A tease on CNN’s website on Monday (May 27) read, “Bill Buckner, All-Star slugger best known for his ’86 World Series error, is dead at 69.” With the first sentence of the story itself announcing:
“Bill Buckner, an elite hitter for 22 seasons whose All-Star career was overshadowed by an infamous fielding error in the 1986 World Series, has died, according to Major League Baseball.” The cause was Lewy Body Dementia.
For good guys, of whom Buckner was one, my preference has always been to delay saying anything unpleasant until at least the second paragraph, as it’s more respectful.
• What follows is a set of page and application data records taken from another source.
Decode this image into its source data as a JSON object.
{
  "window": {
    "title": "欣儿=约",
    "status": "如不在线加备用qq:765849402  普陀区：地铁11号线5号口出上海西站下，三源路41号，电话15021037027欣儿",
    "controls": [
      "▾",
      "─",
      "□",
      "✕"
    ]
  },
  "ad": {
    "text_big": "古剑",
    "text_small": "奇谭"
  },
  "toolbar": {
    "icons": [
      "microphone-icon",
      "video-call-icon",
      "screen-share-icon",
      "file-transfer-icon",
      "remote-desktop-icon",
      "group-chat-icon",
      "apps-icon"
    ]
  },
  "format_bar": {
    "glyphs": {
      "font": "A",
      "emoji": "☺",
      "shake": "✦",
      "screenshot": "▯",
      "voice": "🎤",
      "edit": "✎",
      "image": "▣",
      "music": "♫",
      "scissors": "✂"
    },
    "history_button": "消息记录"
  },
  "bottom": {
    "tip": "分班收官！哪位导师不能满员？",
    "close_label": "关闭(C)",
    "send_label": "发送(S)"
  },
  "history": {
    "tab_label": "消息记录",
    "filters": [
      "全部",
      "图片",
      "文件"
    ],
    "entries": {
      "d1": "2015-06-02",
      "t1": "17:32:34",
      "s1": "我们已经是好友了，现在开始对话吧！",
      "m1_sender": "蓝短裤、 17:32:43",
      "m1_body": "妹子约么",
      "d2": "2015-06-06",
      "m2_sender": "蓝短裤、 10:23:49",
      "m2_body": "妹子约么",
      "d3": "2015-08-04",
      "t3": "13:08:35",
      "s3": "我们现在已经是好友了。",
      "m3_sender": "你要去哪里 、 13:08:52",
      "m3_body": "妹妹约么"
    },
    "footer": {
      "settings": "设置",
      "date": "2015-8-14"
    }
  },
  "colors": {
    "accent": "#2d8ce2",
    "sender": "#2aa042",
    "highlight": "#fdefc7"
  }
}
Though having said that, and as someone who used to write obits, I recognize that’s easier said than written, as copyeditors are rarely far away.
Still, it’s often an insulting shame, so I’m pleased the story has Buckner noting the long run of nastiness the media put him and his family through and how he learned to forgive it.
Having said that, and as someone whose baseball career was neither as long or distinguished as Buckner’s I personally have no objection if my eventual cable obituary reads:
“Mitch Pearlstein, whose high school coach once said his best pitch was a strike, died unexpectedly last weekend in a seizure of joy after the Twins’ record reached 20 games over 500.”